> _WORK REQUEST_: Write out the listing exactly as it is given.

> _THE DATA_:
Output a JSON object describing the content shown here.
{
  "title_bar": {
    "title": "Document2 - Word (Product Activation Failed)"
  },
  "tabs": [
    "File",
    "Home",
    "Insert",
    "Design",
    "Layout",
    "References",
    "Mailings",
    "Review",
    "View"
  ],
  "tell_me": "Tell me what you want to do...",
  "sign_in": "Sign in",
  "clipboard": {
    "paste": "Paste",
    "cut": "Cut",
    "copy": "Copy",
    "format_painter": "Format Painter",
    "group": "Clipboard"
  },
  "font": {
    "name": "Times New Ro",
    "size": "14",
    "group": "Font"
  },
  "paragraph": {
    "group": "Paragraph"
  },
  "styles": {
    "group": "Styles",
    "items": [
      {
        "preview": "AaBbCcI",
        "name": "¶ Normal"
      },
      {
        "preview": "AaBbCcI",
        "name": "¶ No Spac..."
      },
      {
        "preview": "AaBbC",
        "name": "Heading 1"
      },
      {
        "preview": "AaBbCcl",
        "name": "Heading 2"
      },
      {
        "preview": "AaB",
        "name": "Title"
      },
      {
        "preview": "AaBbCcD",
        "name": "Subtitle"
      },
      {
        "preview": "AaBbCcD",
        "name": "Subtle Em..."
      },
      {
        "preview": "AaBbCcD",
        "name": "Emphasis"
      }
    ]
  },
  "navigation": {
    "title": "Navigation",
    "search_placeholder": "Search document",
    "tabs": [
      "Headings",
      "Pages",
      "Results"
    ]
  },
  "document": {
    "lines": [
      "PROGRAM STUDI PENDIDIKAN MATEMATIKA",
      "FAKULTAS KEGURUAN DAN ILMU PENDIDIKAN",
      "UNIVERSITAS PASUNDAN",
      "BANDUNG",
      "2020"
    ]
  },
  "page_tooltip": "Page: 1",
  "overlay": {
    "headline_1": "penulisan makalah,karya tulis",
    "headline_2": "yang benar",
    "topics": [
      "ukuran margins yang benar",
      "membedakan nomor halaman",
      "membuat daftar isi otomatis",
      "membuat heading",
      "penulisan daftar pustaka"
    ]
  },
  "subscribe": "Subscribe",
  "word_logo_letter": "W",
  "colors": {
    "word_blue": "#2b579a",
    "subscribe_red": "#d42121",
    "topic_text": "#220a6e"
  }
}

> _FINISHED EXERCISE_:
Output a JSON object describing the content shown here.
{
  "title_bar": {
    "title": "Document2 - Word (Product Activation Failed)"
  },
  "tabs": [
    "File",
    "Home",
    "Insert",
    "Design",
    "Layout",
    "References",
    "Mailings",
    "Review",
    "View"
  ],
  "tell_me": "Tell me what you want to do...",
  "sign_in": "Sign in",
  "clipboard": {
    "paste": "Paste",
    "cut": "Cut",
    "copy": "Copy",
    "format_painter": "Format Painter",
    "group": "Clipboard"
  },
  "font": {
    "name": "Times New Ro",
    "size": "14",
    "group": "Font"
  },
  "paragraph": {
    "group": "Paragraph"
  },
  "styles": {
    "group": "Styles",
    "items": [
      {
        "preview": "AaBbCcI",
        "name": "¶ Normal"
      },
      {
        "preview": "AaBbCcI",
        "name": "¶ No Spac..."
      },
      {
        "preview": "AaBbC",
        "name": "Heading 1"
      },
      {
        "preview": "AaBbCcl",
        "name": "Heading 2"
      },
      {
        "preview": "AaB",
        "name": "Title"
      },
      {
        "preview": "AaBbCcD",
        "name": "Subtitle"
      },
      {
        "preview": "AaBbCcD",
        "name": "Subtle Em..."
      },
      {
        "preview": "AaBbCcD",
        "name": "Emphasis"
      }
    ]
  },
  "navigation": {
    "title": "Navigation",
    "search_placeholder": "Search document",
    "tabs": [
      "Headings",
      "Pages",
      "Results"
    ]
  },
  "document": {
    "lines": [
      "PROGRAM STUDI PENDIDIKAN MATEMATIKA",
      "FAKULTAS KEGURUAN DAN ILMU PENDIDIKAN",
      "UNIVERSITAS PASUNDAN",
      "BANDUNG",
      "2020"
    ]
  },
  "page_tooltip": "Page: 1",
  "overlay": {
    "headline_1": "penulisan makalah,karya tulis",
    "headline_2": "yang benar",
    "topics": [
      "ukuran margins yang benar",
      "membedakan nomor halaman",
      "membuat daftar isi otomatis",
      "membuat heading",
      "penulisan daftar pustaka"
    ]
  },
  "subscribe": "Subscribe",
  "word_logo_letter": "W",
  "colors": {
    "word_blue": "#2b579a",
    "subscribe_red": "#d42121",
    "topic_text": "#220a6e"
  }
}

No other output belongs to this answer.